- **Assigned task**
Select the lines of the records containing the word "expiry" and list them.

(Element data from apps and pages)
---*---

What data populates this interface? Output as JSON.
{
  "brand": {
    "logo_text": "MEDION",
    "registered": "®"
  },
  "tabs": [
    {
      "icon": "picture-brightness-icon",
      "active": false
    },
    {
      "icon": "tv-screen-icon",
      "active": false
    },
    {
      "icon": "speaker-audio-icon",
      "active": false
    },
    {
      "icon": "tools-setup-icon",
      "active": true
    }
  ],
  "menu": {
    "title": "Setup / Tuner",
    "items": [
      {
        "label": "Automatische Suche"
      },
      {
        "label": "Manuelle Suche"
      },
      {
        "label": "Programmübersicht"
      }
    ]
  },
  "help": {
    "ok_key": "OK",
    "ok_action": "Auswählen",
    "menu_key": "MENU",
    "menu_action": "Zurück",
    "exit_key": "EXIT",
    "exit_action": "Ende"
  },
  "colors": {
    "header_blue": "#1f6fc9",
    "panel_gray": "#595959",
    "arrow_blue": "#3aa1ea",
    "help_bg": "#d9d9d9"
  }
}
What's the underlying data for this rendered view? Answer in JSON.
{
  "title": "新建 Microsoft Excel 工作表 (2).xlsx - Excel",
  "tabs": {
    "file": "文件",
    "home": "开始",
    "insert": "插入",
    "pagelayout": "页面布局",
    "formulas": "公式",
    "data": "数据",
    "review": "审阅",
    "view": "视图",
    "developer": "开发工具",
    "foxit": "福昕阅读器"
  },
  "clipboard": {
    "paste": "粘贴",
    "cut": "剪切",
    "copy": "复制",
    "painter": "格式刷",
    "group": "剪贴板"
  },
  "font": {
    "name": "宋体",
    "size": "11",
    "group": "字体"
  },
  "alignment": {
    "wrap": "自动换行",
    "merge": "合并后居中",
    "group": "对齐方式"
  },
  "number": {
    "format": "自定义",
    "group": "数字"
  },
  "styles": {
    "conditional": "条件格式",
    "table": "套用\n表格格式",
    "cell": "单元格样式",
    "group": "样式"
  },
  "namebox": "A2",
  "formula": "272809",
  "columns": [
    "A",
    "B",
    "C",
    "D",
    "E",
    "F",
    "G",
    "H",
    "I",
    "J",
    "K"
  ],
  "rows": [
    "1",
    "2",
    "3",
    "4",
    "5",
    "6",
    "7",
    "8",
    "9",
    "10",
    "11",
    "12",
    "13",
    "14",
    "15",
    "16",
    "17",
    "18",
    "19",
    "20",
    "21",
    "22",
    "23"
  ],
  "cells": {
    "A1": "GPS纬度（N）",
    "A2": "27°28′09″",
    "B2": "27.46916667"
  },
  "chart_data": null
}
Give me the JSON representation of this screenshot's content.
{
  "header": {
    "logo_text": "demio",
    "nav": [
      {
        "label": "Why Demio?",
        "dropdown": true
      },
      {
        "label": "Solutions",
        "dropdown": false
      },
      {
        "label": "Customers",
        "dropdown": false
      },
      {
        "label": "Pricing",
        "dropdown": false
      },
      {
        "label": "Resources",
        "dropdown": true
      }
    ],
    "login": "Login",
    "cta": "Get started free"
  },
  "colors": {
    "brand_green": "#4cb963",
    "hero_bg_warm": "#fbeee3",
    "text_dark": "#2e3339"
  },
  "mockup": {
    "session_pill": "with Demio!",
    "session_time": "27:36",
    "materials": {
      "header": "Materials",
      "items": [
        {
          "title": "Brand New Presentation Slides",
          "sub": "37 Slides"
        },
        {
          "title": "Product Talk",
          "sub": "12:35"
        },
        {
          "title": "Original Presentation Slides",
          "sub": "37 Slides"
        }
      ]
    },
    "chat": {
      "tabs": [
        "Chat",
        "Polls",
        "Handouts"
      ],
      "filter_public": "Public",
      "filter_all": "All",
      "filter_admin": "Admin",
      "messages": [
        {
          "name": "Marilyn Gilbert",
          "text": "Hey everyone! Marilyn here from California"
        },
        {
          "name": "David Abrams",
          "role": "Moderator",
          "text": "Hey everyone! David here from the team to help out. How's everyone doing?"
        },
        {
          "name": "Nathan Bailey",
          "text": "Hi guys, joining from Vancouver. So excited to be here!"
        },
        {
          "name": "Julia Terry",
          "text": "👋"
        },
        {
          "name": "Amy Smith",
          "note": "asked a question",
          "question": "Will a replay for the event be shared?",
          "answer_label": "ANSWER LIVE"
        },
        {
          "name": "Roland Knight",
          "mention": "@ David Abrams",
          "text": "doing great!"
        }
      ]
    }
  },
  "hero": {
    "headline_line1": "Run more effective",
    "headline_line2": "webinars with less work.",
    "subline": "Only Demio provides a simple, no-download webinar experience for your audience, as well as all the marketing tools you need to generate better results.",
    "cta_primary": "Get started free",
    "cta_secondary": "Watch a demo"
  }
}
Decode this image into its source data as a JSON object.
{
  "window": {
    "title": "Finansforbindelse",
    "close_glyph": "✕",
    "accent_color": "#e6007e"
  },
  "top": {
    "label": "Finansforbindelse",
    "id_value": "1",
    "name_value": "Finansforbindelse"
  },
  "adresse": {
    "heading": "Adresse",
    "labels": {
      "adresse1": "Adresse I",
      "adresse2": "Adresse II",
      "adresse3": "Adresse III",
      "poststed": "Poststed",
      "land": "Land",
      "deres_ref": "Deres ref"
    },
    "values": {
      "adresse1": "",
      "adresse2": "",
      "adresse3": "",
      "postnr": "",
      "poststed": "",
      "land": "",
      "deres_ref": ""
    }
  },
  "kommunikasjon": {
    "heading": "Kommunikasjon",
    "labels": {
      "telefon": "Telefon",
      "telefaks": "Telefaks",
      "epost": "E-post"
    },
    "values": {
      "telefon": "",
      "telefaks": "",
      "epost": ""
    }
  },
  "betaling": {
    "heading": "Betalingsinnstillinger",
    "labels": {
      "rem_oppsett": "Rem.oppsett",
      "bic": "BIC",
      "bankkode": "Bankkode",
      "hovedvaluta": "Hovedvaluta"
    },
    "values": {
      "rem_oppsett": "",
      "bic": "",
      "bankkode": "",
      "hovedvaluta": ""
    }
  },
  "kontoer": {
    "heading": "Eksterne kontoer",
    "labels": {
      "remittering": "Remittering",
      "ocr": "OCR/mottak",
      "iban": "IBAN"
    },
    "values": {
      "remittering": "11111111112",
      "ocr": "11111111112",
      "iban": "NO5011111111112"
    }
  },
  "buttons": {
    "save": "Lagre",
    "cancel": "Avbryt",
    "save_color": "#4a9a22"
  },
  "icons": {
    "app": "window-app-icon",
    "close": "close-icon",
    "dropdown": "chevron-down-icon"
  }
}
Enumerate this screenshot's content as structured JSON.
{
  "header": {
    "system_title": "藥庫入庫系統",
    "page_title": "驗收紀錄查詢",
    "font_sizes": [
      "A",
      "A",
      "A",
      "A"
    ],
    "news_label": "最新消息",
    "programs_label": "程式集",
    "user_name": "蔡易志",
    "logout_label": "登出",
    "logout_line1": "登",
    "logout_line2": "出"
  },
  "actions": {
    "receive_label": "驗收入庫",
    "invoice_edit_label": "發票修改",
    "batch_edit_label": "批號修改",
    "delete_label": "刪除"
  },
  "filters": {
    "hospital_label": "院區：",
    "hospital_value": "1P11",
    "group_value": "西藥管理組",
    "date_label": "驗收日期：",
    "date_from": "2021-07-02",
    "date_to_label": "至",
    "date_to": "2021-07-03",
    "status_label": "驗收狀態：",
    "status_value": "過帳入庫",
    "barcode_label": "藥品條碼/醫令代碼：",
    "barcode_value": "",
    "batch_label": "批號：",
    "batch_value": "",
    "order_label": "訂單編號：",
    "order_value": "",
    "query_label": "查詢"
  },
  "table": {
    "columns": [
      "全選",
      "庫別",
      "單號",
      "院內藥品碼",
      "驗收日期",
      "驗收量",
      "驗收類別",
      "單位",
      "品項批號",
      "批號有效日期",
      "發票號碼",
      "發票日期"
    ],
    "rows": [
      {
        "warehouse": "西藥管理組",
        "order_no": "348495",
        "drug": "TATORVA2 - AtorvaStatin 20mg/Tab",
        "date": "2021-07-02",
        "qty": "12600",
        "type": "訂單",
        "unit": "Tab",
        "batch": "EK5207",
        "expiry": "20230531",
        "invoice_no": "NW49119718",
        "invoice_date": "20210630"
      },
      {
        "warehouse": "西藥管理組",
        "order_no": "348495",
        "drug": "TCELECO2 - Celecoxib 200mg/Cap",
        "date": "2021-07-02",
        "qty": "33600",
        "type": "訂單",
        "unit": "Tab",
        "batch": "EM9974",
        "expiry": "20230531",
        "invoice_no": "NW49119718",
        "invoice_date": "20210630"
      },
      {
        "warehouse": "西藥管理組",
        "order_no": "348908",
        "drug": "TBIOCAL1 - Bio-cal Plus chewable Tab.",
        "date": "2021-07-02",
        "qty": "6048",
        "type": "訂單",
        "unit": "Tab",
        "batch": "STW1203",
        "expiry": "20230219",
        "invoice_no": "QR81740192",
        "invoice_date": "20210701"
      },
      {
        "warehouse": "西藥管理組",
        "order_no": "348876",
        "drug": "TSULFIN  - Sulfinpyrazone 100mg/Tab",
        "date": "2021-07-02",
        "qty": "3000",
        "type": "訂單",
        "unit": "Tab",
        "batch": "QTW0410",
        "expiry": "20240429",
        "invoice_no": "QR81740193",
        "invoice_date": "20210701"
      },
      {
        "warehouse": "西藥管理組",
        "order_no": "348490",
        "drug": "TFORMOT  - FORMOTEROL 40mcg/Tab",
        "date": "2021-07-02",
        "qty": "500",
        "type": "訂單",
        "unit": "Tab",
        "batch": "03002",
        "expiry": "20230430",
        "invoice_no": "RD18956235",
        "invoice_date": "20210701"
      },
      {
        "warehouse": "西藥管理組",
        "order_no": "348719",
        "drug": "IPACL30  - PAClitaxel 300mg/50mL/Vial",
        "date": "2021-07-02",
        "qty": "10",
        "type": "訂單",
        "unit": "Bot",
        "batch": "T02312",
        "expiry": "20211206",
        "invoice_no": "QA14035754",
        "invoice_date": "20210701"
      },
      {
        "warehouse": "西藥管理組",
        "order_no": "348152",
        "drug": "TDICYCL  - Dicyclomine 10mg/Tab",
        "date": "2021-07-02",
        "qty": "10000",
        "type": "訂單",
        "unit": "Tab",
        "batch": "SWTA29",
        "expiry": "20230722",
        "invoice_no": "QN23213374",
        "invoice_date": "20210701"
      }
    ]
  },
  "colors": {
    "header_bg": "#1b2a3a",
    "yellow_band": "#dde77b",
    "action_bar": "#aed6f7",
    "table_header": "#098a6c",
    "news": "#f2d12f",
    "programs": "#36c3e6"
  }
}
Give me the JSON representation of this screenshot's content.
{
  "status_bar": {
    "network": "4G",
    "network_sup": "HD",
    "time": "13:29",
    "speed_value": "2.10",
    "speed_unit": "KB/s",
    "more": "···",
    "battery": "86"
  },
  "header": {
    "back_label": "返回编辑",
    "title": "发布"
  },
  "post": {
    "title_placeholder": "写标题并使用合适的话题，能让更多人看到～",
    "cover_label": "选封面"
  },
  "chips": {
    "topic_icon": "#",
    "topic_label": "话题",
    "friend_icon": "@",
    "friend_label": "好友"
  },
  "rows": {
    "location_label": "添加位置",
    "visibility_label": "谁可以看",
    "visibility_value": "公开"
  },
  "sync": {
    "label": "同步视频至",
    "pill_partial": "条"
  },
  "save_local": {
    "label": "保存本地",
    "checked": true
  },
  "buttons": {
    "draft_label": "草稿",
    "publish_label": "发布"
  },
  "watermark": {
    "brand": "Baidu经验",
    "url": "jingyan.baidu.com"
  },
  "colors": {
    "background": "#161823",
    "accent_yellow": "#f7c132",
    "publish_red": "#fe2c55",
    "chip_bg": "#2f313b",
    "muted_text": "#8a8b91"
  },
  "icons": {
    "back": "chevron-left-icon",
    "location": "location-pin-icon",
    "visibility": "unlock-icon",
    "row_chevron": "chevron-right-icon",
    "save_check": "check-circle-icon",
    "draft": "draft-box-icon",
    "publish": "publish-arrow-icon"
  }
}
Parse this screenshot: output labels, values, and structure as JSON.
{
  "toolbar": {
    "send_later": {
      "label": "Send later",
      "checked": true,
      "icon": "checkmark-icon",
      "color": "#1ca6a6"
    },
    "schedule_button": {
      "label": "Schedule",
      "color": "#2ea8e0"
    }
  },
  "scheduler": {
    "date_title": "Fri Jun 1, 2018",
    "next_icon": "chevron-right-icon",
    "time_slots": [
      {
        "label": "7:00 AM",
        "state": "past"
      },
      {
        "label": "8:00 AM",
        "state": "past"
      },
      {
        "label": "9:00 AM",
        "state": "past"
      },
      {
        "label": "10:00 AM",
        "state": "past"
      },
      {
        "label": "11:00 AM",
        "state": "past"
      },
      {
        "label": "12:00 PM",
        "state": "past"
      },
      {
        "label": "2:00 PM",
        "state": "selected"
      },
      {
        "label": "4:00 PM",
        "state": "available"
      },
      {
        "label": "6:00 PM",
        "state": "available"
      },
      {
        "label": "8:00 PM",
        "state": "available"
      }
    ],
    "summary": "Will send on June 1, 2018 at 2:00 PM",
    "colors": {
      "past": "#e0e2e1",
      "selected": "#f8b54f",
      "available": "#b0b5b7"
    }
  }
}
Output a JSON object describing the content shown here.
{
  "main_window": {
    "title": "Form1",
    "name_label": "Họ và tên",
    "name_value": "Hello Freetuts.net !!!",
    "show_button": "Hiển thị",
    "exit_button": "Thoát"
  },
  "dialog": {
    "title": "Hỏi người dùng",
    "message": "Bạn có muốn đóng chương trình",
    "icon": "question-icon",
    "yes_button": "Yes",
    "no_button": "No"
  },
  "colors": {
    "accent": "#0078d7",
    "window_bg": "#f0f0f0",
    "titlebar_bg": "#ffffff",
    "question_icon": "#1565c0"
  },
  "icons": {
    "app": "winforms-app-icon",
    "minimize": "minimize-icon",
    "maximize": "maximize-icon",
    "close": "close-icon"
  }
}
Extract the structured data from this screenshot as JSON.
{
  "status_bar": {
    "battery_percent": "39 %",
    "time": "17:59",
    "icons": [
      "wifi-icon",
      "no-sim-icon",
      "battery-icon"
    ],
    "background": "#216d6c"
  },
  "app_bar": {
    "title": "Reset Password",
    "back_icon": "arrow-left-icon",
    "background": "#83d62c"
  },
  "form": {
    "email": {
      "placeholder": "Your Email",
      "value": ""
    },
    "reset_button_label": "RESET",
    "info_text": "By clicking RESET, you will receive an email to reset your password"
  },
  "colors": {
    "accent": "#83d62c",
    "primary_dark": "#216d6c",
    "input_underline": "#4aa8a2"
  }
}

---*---

- **Answer section**
        "expiry": "20230531",
        "expiry": "20230531",
        "expiry": "20230219",
        "expiry": "20240429",
        "expiry": "20230430",
        "expiry": "20211206",
        "expiry": "20230722",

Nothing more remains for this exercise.